This paper describes the programme to facilitate this at the University of Edinburgh’s College of Medicine and Veterinary Medicine.

URL : http://hdl.handle.net/1842/16058

Chinese Postgraduate Medical Students Researching for Publication

Author : Yongyan Li

The value of including a research component in medical students’ training programs has been widely recognized. Nevertheless, examples of how this may be done are rarely found in the literature.

The case study reported in this short paper aimed to address this gap in the literature by investigating how a group of postgraduate students attached to the Orthopedics Department of a major hospital in China engaged in research for publication.

Fourteen students were interviewed, and their “mission lists” were analyzed to reveal the students’ research profiles, the sources of their research ideas, and their data collection activities.

The study showed that the students pursued more clinical than basic research topics, their research topics often fell under their immediate supervisors’ larger projects, and the students were actively engaged in the gathering of research data on the wards and at the outpatient clinic.

The reported study does not claim generalizability of its findings. More of such reports from various settings in different parts of the world are needed to enhance constructive exchanges and mutual learning.

URL : Chinese Postgraduate Medical Students Researching for Publication

DOI : http://dx.doi.org/10.3390/publications4030025

The Journal Article as a Means to Share Data: a Content Analysis of Supplementary Materials from Two Disciplines

Authors : Jeremy Kenyon, Nancy Sprague, Edward Flathers

INTRODUCTION

The practice of publishing supplementary materials with journal articles is becoming increasingly prevalent across the sciences.

We sought to understand better the content of these materials by investigating the differences between the supplementary materials published by authors in the geosciences and plant sciences.

METHODS

We conducted a random stratified sampling of four articles from each of 30 journals published in 2013. In total, we examined 297 supplementary data files for a range of different factors.

RESULTS

We identified many similarities between the practices of authors in the two fields, including the formats used (Word documents, Excel spreadsheets, PDFs) and the small size of the files.

There were differences identified in the content of the supplementary materials: the geology materials contained more maps and machine-readable data; the plant science materials included much more tabular data and multimedia content.

DISCUSSION

Our results suggest that the data shared through supplementary files in these fields may not lend itself to reuse. Code and related scripts are not often shared, nor is much ‘raw’ data. Instead, the files often contain summary data, modified for human reading and use.

CONCLUSION

Given these and other differences, our results suggest implications for publishers, librarians, and authors, and may require shifts in behavior if effective data sharing is to be realized.
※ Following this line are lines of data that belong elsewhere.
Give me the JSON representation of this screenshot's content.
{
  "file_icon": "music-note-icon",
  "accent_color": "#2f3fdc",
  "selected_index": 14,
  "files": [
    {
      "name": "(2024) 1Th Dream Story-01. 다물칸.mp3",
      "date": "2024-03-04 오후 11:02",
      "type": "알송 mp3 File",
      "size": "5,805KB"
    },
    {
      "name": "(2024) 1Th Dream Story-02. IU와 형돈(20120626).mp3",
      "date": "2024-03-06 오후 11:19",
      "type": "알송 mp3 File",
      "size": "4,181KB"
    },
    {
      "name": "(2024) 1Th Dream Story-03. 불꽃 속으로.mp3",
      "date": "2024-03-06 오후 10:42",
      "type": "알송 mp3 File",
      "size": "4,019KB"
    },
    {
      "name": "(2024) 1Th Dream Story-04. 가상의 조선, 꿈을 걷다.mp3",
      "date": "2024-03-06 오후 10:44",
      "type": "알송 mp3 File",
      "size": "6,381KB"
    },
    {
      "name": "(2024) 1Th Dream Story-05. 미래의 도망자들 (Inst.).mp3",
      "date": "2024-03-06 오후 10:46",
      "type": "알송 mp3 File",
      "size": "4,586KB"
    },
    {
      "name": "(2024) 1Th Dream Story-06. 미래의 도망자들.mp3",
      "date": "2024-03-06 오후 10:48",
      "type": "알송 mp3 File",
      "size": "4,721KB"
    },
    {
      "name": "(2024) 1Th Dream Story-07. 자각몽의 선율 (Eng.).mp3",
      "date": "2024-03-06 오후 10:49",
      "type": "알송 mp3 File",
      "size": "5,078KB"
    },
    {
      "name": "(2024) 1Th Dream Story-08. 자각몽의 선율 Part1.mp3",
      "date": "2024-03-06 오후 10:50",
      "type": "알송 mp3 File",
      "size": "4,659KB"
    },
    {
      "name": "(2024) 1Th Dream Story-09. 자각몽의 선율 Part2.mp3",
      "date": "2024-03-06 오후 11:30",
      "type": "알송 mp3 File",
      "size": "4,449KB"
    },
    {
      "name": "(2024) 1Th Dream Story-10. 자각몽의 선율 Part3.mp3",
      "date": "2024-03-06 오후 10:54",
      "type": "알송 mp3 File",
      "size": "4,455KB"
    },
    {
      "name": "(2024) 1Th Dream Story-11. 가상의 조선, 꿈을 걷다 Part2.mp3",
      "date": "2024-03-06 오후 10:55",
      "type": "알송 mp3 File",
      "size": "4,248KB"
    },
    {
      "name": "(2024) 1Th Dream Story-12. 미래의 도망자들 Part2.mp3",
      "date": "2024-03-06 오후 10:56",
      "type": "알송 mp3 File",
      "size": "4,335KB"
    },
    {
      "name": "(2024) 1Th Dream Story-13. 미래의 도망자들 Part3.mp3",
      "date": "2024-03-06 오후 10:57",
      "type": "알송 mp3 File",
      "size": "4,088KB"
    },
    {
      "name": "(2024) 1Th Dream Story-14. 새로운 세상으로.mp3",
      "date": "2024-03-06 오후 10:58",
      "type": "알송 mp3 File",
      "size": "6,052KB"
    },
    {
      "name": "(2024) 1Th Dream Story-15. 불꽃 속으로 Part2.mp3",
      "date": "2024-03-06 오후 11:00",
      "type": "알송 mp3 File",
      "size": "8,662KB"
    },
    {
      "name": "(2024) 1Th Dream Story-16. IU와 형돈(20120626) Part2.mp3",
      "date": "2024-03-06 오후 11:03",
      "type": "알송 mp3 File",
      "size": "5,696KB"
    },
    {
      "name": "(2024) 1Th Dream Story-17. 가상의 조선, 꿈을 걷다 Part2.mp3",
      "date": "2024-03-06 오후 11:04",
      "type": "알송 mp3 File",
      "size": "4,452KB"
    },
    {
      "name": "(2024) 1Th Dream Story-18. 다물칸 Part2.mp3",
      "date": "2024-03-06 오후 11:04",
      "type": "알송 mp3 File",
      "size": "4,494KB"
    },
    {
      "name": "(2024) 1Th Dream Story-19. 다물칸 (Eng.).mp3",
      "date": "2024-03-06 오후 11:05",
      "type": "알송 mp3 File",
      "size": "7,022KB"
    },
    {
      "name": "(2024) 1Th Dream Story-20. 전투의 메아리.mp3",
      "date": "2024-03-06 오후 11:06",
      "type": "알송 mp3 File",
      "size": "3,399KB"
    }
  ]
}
URL : The Journal Article as a Means to Share Data: a Content Analysis of Supplementary Materials from Two Disciplines

DOI : http://doi.org/10.7710/2162-3309.2112